Now that is an expensive divorce.

*: Chiesly's murder orphaned George Lockhart, later a notable anti-union politician; George's brother Philip Lockhart [had himself been] executed after the 1715 anti-Hanoverian Jacobite rising.

See also the probable source of the webpage just quoted, which also mentions that Chiesley's body was later stolen from the gallows by his friends, and disappeared entirely from public ken, so that it couldn't be given a proper Christian burial.

The story of her tempestuous marriage, the alienation of her children, her kidnap and 13-year incarceration on various extremely remote Scottish islands amongst fisherfolk who spoke only Gaelic, and the bizarre business of her three-fold funeral, is very well told elsewhere.

The crux of it all was her threat in 1732 to reveal letters of his that would reveal his Jacobite sympathies (shared of course by his brother John, the Earl of Mar) – treasonable plotting against the Hanoverian regime, in effect, which if discovered would assuredly lead to execution. She was holding an axe to his neck.

His reaction was extreme, but understandable IMHO. All right, perhaps her 13 year exile could have been made more comfortable, with more mod cons, but only at the risk of her whereabouts becoming known. And he had endured 25 years of her ill temper and bizarre irrationality, though admittedly solaced by an extra-marital liaison with a Mrs Lindsay.
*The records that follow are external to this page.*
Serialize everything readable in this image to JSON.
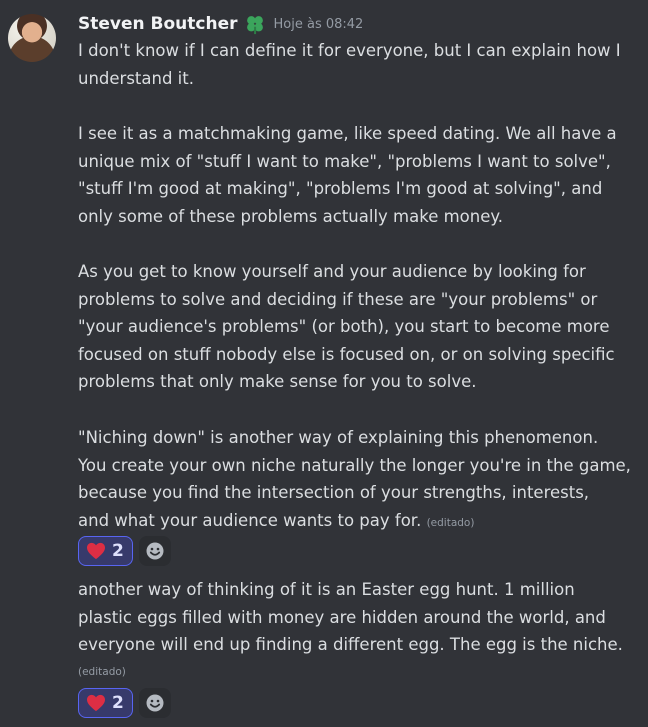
{
  "message": {
    "author": "Steven Boutcher",
    "timestamp": "Hoje às 08:42",
    "paragraphs": [
      "I don't know if I can define it for everyone, but I can explain how I\nunderstand it.",
      "I see it as a matchmaking game, like speed dating. We all have a\nunique mix of \"stuff I want to make\", \"problems I want to solve\",\n\"stuff I'm good at making\", \"problems I'm good at solving\", and\nonly some of these problems actually make money.",
      "As you get to know yourself and your audience by looking for\nproblems to solve and deciding if these are \"your problems\" or\n\"your audience's problems\" (or both), you start to become more\nfocused on stuff nobody else is focused on, or on solving specific\nproblems that only make sense for you to solve.",
      "\"Niching down\" is another way of explaining this phenomenon.\nYou create your own niche naturally the longer you're in the game,\nbecause you find the intersection of your strengths, interests,\nand what your audience wants to pay for."
    ],
    "edited_label": "(editado)",
    "reaction": {
      "emoji": "heart",
      "count": "2"
    }
  },
  "reply": {
    "text": "another way of thinking of it is an Easter egg hunt. 1 million\nplastic eggs filled with money are hidden around the world, and\neveryone will end up finding a different egg. The egg is the niche.",
    "edited_label": "(editado)",
    "reaction": {
      "emoji": "heart",
      "count": "2"
    }
  },
  "colors": {
    "background": "#313338",
    "reaction_accent": "#5865f2",
    "badge": "#3ba55c"
  }
}
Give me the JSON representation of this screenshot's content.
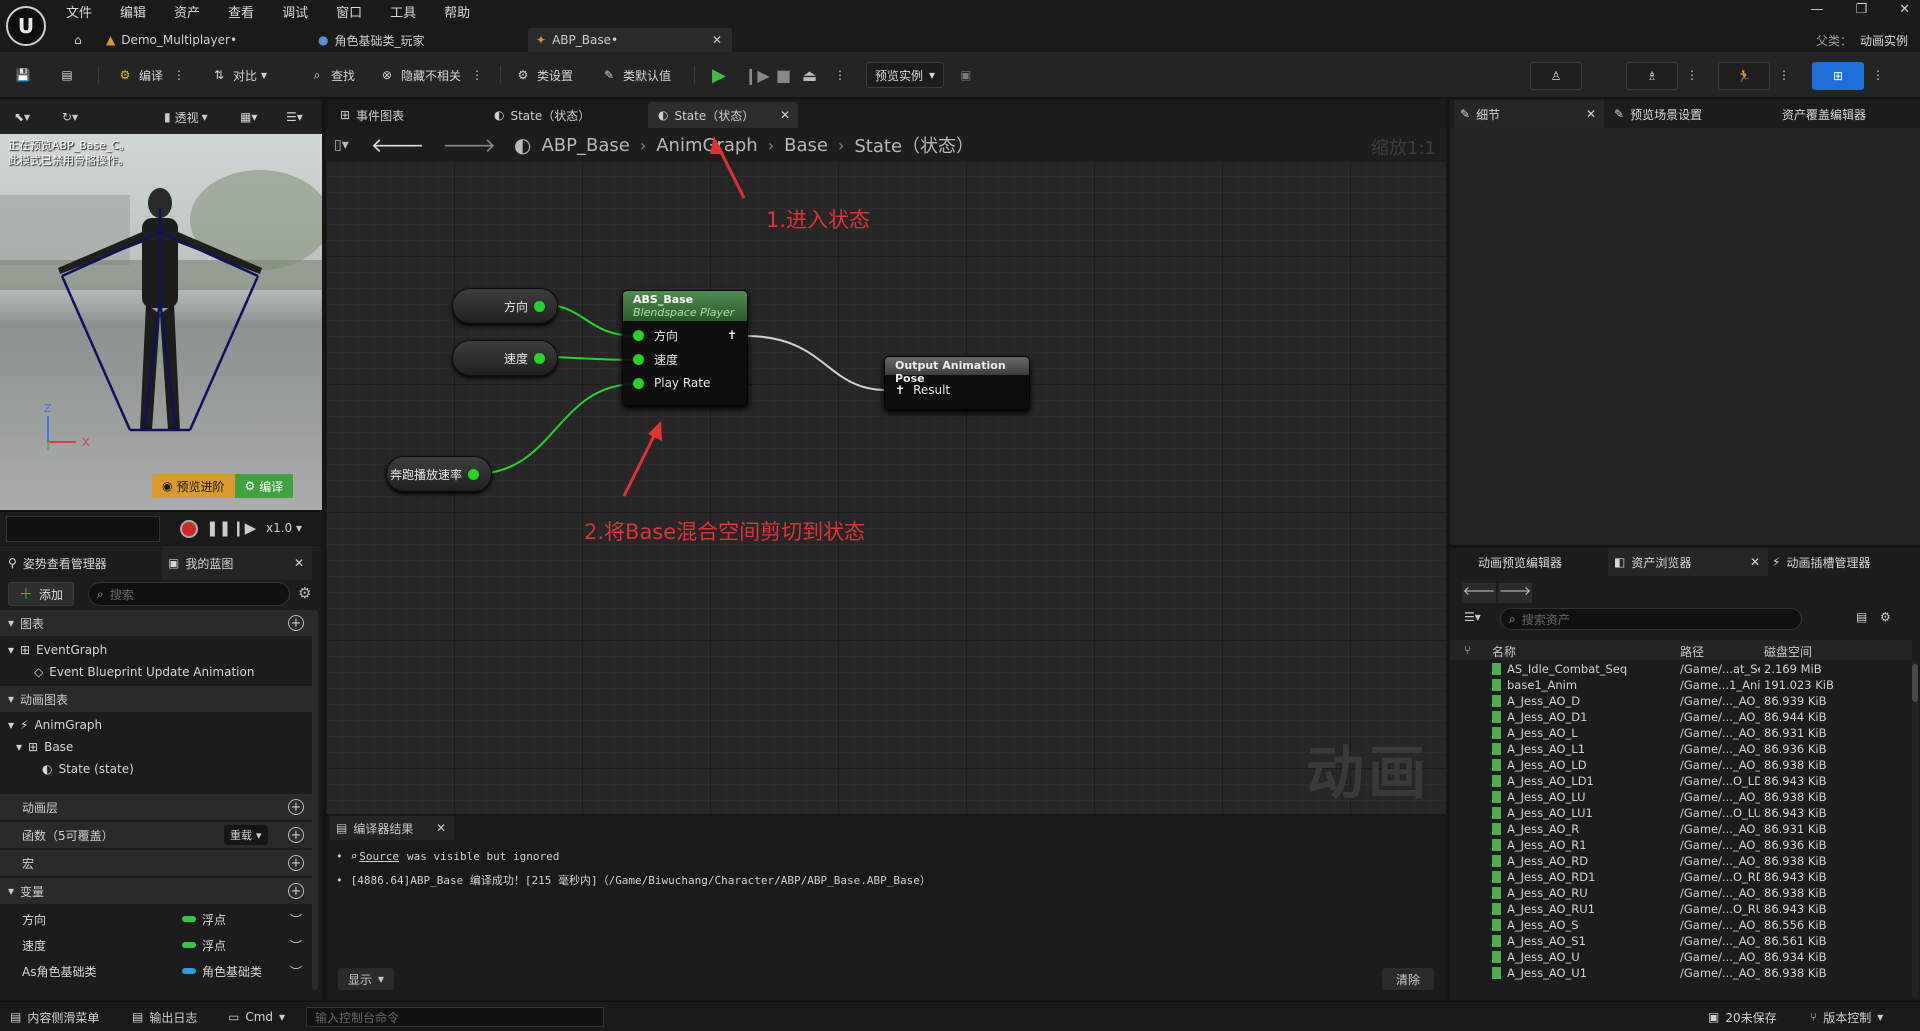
{
  "menu": [
    "文件",
    "编辑",
    "资产",
    "查看",
    "调试",
    "窗口",
    "工具",
    "帮助"
  ],
  "window_tabs": [
    {
      "label": "Demo_Multiplayer•"
    },
    {
      "label": "角色基础类_玩家"
    },
    {
      "label": "ABP_Base•"
    }
  ],
  "parent_class": {
    "label": "父类：",
    "value": "动画实例"
  },
  "toolbar": {
    "compile": "编译",
    "diff": "对比",
    "find": "查找",
    "hide_unrelated": "隐藏不相关",
    "class_settings": "类设置",
    "class_defaults": "类默认值",
    "preview_instance": "预览实例"
  },
  "viewport": {
    "perspective": "透视",
    "warning_line1": "正在预览ABP_Base_C。",
    "warning_line2": "此模式已禁用骨骼操作。",
    "preview_btn": "预览进阶",
    "edit_btn": "编译",
    "speed": "x1.0",
    "axis_z": "Z",
    "axis_x": "X"
  },
  "left_panel": {
    "tabs": [
      "姿势查看管理器",
      "我的蓝图"
    ],
    "add_btn": "添加",
    "search_placeholder": "搜索",
    "sections": {
      "graphs": "图表",
      "anim_graphs": "动画图表",
      "anim_layers": "动画层",
      "functions": "函数（5可覆盖）",
      "override_btn": "重载",
      "macros": "宏",
      "variables": "变量"
    },
    "tree": {
      "event_graph": "EventGraph",
      "event_update": "Event Blueprint Update Animation",
      "anim_graph": "AnimGraph",
      "base": "Base",
      "state": "State (state)"
    },
    "variables": [
      {
        "name": "方向",
        "type": "浮点",
        "color": "#2ecc40"
      },
      {
        "name": "速度",
        "type": "浮点",
        "color": "#2ecc40"
      },
      {
        "name": "As角色基础类",
        "type": "角色基础类",
        "color": "#2d9be0"
      }
    ]
  },
  "graph_tabs": [
    "事件图表",
    "State（状态）",
    "State（状态）"
  ],
  "breadcrumb": [
    "ABP_Base",
    "AnimGraph",
    "Base",
    "State（状态）"
  ],
  "zoom": "缩放1:1",
  "watermark": "动画",
  "annotations": {
    "a1": "1.进入状态",
    "a2": "2.将Base混合空间剪切到状态"
  },
  "nodes": {
    "var_direction": "方向",
    "var_speed": "速度",
    "var_runrate": "奔跑播放速率",
    "blendspace_title": "ABS_Base",
    "blendspace_sub": "Blendspace Player",
    "bs_pins": [
      "方向",
      "速度",
      "Play Rate"
    ],
    "output_title": "Output Animation Pose",
    "output_pin": "Result"
  },
  "compiler": {
    "tab": "编译器结果",
    "line1_link": "Source",
    "line1_rest": "was visible but ignored",
    "line2": "[4886.64]ABP_Base 编译成功！[215 毫秒内]（/Game/Biwuchang/Character/ABP/ABP_Base.ABP_Base）",
    "show_btn": "显示",
    "clear_btn": "清除"
  },
  "right_panel": {
    "tabs_top": [
      "细节",
      "预览场景设置",
      "资产覆盖编辑器"
    ],
    "tabs_bottom": [
      "动画预览编辑器",
      "资产浏览器",
      "动画插槽管理器"
    ],
    "search_placeholder": "搜索资产",
    "columns": [
      "名称",
      "路径",
      "磁盘空间"
    ],
    "assets": [
      {
        "name": "AS_Idle_Combat_Seq",
        "path": "/Game/...at_Seq",
        "size": "2.169 MiB"
      },
      {
        "name": "base1_Anim",
        "path": "/Game...1_Anim",
        "size": "191.023 KiB"
      },
      {
        "name": "A_Jess_AO_D",
        "path": "/Game/..._AO_D",
        "size": "86.939 KiB"
      },
      {
        "name": "A_Jess_AO_D1",
        "path": "/Game/..._AO_D1",
        "size": "86.944 KiB"
      },
      {
        "name": "A_Jess_AO_L",
        "path": "/Game/..._AO_L",
        "size": "86.931 KiB"
      },
      {
        "name": "A_Jess_AO_L1",
        "path": "/Game/..._AO_L1",
        "size": "86.936 KiB"
      },
      {
        "name": "A_Jess_AO_LD",
        "path": "/Game/..._AO_LD",
        "size": "86.938 KiB"
      },
      {
        "name": "A_Jess_AO_LD1",
        "path": "/Game/...O_LD1",
        "size": "86.943 KiB"
      },
      {
        "name": "A_Jess_AO_LU",
        "path": "/Game/..._AO_LU",
        "size": "86.938 KiB"
      },
      {
        "name": "A_Jess_AO_LU1",
        "path": "/Game/...O_LU1",
        "size": "86.943 KiB"
      },
      {
        "name": "A_Jess_AO_R",
        "path": "/Game/..._AO_R",
        "size": "86.931 KiB"
      },
      {
        "name": "A_Jess_AO_R1",
        "path": "/Game/..._AO_R1",
        "size": "86.936 KiB"
      },
      {
        "name": "A_Jess_AO_RD",
        "path": "/Game/..._AO_RD",
        "size": "86.938 KiB"
      },
      {
        "name": "A_Jess_AO_RD1",
        "path": "/Game/...O_RD1",
        "size": "86.943 KiB"
      },
      {
        "name": "A_Jess_AO_RU",
        "path": "/Game/..._AO_RU",
        "size": "86.938 KiB"
      },
      {
        "name": "A_Jess_AO_RU1",
        "path": "/Game/...O_RU1",
        "size": "86.943 KiB"
      },
      {
        "name": "A_Jess_AO_S",
        "path": "/Game/..._AO_S",
        "size": "86.556 KiB"
      },
      {
        "name": "A_Jess_AO_S1",
        "path": "/Game/..._AO_S1",
        "size": "86.561 KiB"
      },
      {
        "name": "A_Jess_AO_U",
        "path": "/Game/..._AO_U",
        "size": "86.934 KiB"
      },
      {
        "name": "A_Jess_AO_U1",
        "path": "/Game/..._AO_U1",
        "size": "86.938 KiB"
      }
    ]
  },
  "statusbar": {
    "content_drawer": "内容侧滑菜单",
    "output_log": "输出日志",
    "cmd": "Cmd",
    "console_placeholder": "输入控制台命令",
    "unsaved": "20未保存",
    "source_control": "版本控制"
  },
  "colors": {
    "accent_blue": "#1e6fd9",
    "pin_green": "#23d623",
    "annotation_red": "#e03434",
    "node_header_green": "#3e7d3e",
    "play_green": "#3fbf3f"
  }
}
As Dr Johnson commented to James Boswell, "If [Roderick MacLeod] would let it be known that he had such a place for naughty ladies, he might make it a very profitable island." I'm sure my father would have said Amen to that.

It is nevertheless a most extraordinary tale, and it has been taken up in the media several times in the last few years: